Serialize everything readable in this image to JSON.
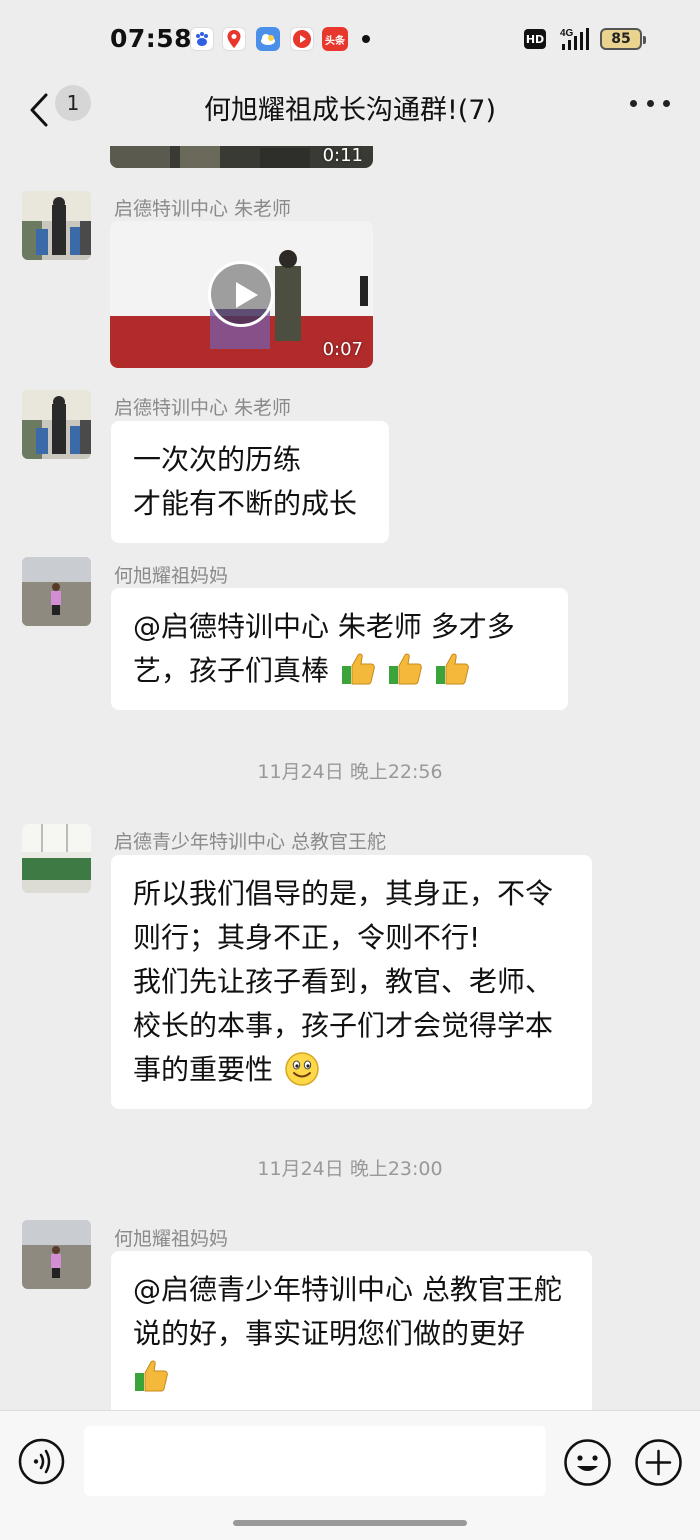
{
  "status_bar": {
    "time": "07:58",
    "app_icons": [
      "baidu-icon",
      "map-pin-app-icon",
      "weather-app-icon",
      "video-app-icon",
      "toutiao-app-icon"
    ],
    "toutiao_label": "头条",
    "network_hd": "HD",
    "network_type": "4G",
    "battery": "85"
  },
  "header": {
    "back_count": "1",
    "title": "何旭耀祖成长沟通群!(7)"
  },
  "messages": {
    "m0": {
      "type": "video",
      "duration": "0:11"
    },
    "m1": {
      "sender": "启德特训中心  朱老师",
      "type": "video",
      "duration": "0:07"
    },
    "m2": {
      "sender": "启德特训中心  朱老师",
      "lines": [
        "一次次的历练",
        "才能有不断的成长"
      ]
    },
    "m3": {
      "sender": "何旭耀祖妈妈",
      "lines": [
        "@启德特训中心  朱老师  多才多",
        "艺，孩子们真棒"
      ],
      "emoji": "thumbs-up x3"
    },
    "ts1": "11月24日 晚上22:56",
    "m4": {
      "sender": "启德青少年特训中心 总教官王舵",
      "lines": [
        "所以我们倡导的是，其身正，不令",
        "则行；其身不正，令则不行!",
        "我们先让孩子看到，教官、老师、",
        "校长的本事，孩子们才会觉得学本",
        "事的重要性"
      ],
      "emoji": "smile"
    },
    "ts2": "11月24日 晚上23:00",
    "m5": {
      "sender": "何旭耀祖妈妈",
      "lines": [
        "@启德青少年特训中心 总教官王舵",
        " 说的好，事实证明您们做的更好"
      ],
      "emoji": "thumbs-up"
    }
  },
  "input_bar": {
    "placeholder": "",
    "icons": [
      "voice-icon",
      "emoji-icon",
      "plus-icon"
    ]
  },
  "colors": {
    "background": "#ededed",
    "bubble": "#ffffff",
    "meta_text": "#8a8a8a",
    "input_bar": "#f7f7f7"
  }
}
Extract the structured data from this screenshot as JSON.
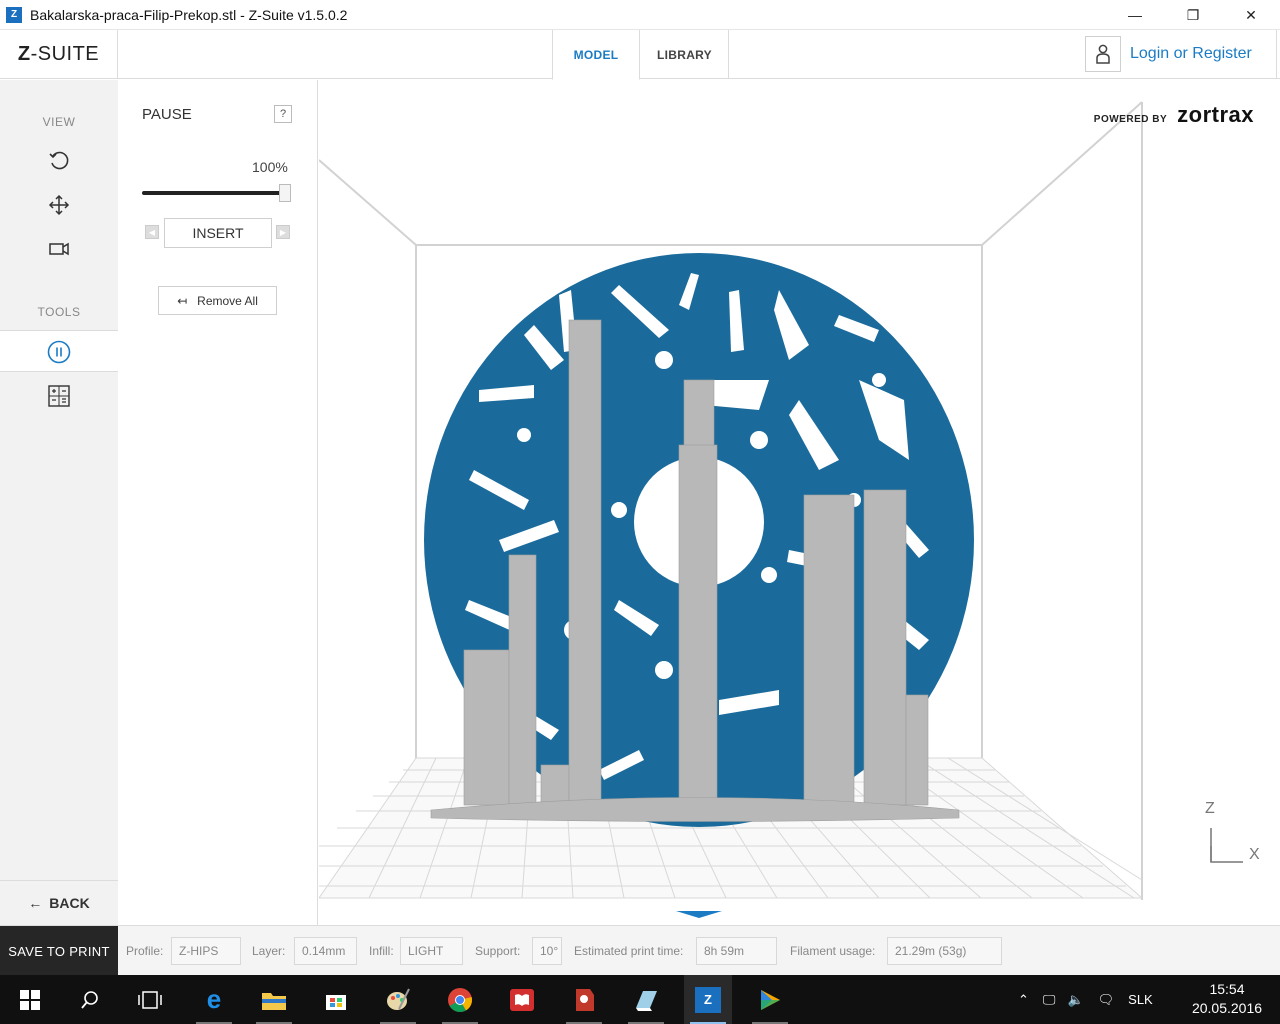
{
  "window": {
    "title": "Bakalarska-praca-Filip-Prekop.stl - Z-Suite v1.5.0.2",
    "app_icon": "Z",
    "minimize": "—",
    "restore": "❐",
    "close": "✕"
  },
  "header": {
    "logo_prefix": "Z",
    "logo_suffix": "-SUITE",
    "tabs": [
      {
        "label": "MODEL",
        "active": true
      },
      {
        "label": "LIBRARY",
        "active": false
      }
    ],
    "login_label": "Login or Register"
  },
  "sidebar": {
    "view_label": "VIEW",
    "view_tools": [
      "rotate-icon",
      "move-icon",
      "camera-icon"
    ],
    "tools_label": "TOOLS",
    "tools": [
      "pause-icon",
      "calculator-icon"
    ],
    "back_label": "BACK"
  },
  "panel": {
    "title": "PAUSE",
    "help_label": "?",
    "percent": "100%",
    "slider_value": 1.0,
    "insert_label": "INSERT",
    "remove_all_label": "Remove All"
  },
  "viewport": {
    "powered_by": "POWERED BY",
    "brand": "zortrax",
    "axis_z": "Z",
    "axis_x": "X",
    "model_color": "#1a6b9c",
    "support_color": "#b8b8b8"
  },
  "statusbar": {
    "save_label": "SAVE TO PRINT",
    "profile_label": "Profile:",
    "profile_value": "Z-HIPS",
    "layer_label": "Layer:",
    "layer_value": "0.14mm",
    "infill_label": "Infill:",
    "infill_value": "LIGHT",
    "support_label": "Support:",
    "support_value": "10°",
    "time_label": "Estimated print time:",
    "time_value": "8h 59m",
    "filament_label": "Filament usage:",
    "filament_value": "21.29m (53g)"
  },
  "taskbar": {
    "language": "SLK",
    "time": "15:54",
    "date": "20.05.2016",
    "apps": [
      "windows-start-icon",
      "search-icon",
      "task-view-icon",
      "edge-icon",
      "file-explorer-icon",
      "store-icon",
      "paint-icon",
      "chrome-icon",
      "reader-icon",
      "app-red-icon",
      "sketch-icon",
      "zsuite-icon",
      "media-player-icon"
    ]
  }
}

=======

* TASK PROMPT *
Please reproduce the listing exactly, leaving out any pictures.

* ANSWER TO THE PROBLEM *
Serialize everything readable in this image to JSON.
{
  "status_bar": {
    "time": "07:58",
    "app_icons": [
      "baidu-icon",
      "map-pin-app-icon",
      "weather-app-icon",
      "video-app-icon",
      "toutiao-app-icon"
    ],
    "toutiao_label": "头条",
    "network_hd": "HD",
    "network_type": "4G",
    "battery": "85"
  },
  "header": {
    "back_count": "1",
    "title": "何旭耀祖成长沟通群!(7)"
  },
  "messages": {
    "m0": {
      "type": "video",
      "duration": "0:11"
    },
    "m1": {
      "sender": "启德特训中心  朱老师",
      "type": "video",
      "duration": "0:07"
    },
    "m2": {
      "sender": "启德特训中心  朱老师",
      "lines": [
        "一次次的历练",
        "才能有不断的成长"
      ]
    },
    "m3": {
      "sender": "何旭耀祖妈妈",
      "lines": [
        "@启德特训中心  朱老师  多才多",
        "艺，孩子们真棒"
      ],
      "emoji": "thumbs-up x3"
    },
    "ts1": "11月24日 晚上22:56",
    "m4": {
      "sender": "启德青少年特训中心 总教官王舵",
      "lines": [
        "所以我们倡导的是，其身正，不令",
        "则行；其身不正，令则不行!",
        "我们先让孩子看到，教官、老师、",
        "校长的本事，孩子们才会觉得学本",
        "事的重要性"
      ],
      "emoji": "smile"
    },
    "ts2": "11月24日 晚上23:00",
    "m5": {
      "sender": "何旭耀祖妈妈",
      "lines": [
        "@启德青少年特训中心 总教官王舵",
        " 说的好，事实证明您们做的更好"
      ],
      "emoji": "thumbs-up"
    }
  },
  "input_bar": {
    "placeholder": "",
    "icons": [
      "voice-icon",
      "emoji-icon",
      "plus-icon"
    ]
  },
  "colors": {
    "background": "#ededed",
    "bubble": "#ffffff",
    "meta_text": "#8a8a8a",
    "input_bar": "#f7f7f7"
  }
}
Extract the structured data from this screenshot as JSON.
{
  "window": {
    "title": "Bakalarska-praca-Filip-Prekop.stl - Z-Suite v1.5.0.2",
    "app_icon": "Z",
    "minimize": "—",
    "restore": "❐",
    "close": "✕"
  },
  "header": {
    "logo_prefix": "Z",
    "logo_suffix": "-SUITE",
    "tabs": [
      {
        "label": "MODEL",
        "active": true
      },
      {
        "label": "LIBRARY",
        "active": false
      }
    ],
    "login_label": "Login or Register"
  },
  "sidebar": {
    "view_label": "VIEW",
    "view_tools": [
      "rotate-icon",
      "move-icon",
      "camera-icon"
    ],
    "tools_label": "TOOLS",
    "tools": [
      "pause-icon",
      "calculator-icon"
    ],
    "back_label": "BACK"
  },
  "panel": {
    "title": "PAUSE",
    "help_label": "?",
    "percent": "100%",
    "slider_value": 1.0,
    "insert_label": "INSERT",
    "remove_all_label": "Remove All"
  },
  "viewport": {
    "powered_by": "POWERED BY",
    "brand": "zortrax",
    "axis_z": "Z",
    "axis_x": "X",
    "model_color": "#1a6b9c",
    "support_color": "#b8b8b8"
  },
  "statusbar": {
    "save_label": "SAVE TO PRINT",
    "profile_label": "Profile:",
    "profile_value": "Z-HIPS",
    "layer_label": "Layer:",
    "layer_value": "0.14mm",
    "infill_label": "Infill:",
    "infill_value": "LIGHT",
    "support_label": "Support:",
    "support_value": "10°",
    "time_label": "Estimated print time:",
    "time_value": "8h 59m",
    "filament_label": "Filament usage:",
    "filament_value": "21.29m (53g)"
  },
  "taskbar": {
    "language": "SLK",
    "time": "15:54",
    "date": "20.05.2016",
    "apps": [
      "windows-start-icon",
      "search-icon",
      "task-view-icon",
      "edge-icon",
      "file-explorer-icon",
      "store-icon",
      "paint-icon",
      "chrome-icon",
      "reader-icon",
      "app-red-icon",
      "sketch-icon",
      "zsuite-icon",
      "media-player-icon"
    ]
  }
}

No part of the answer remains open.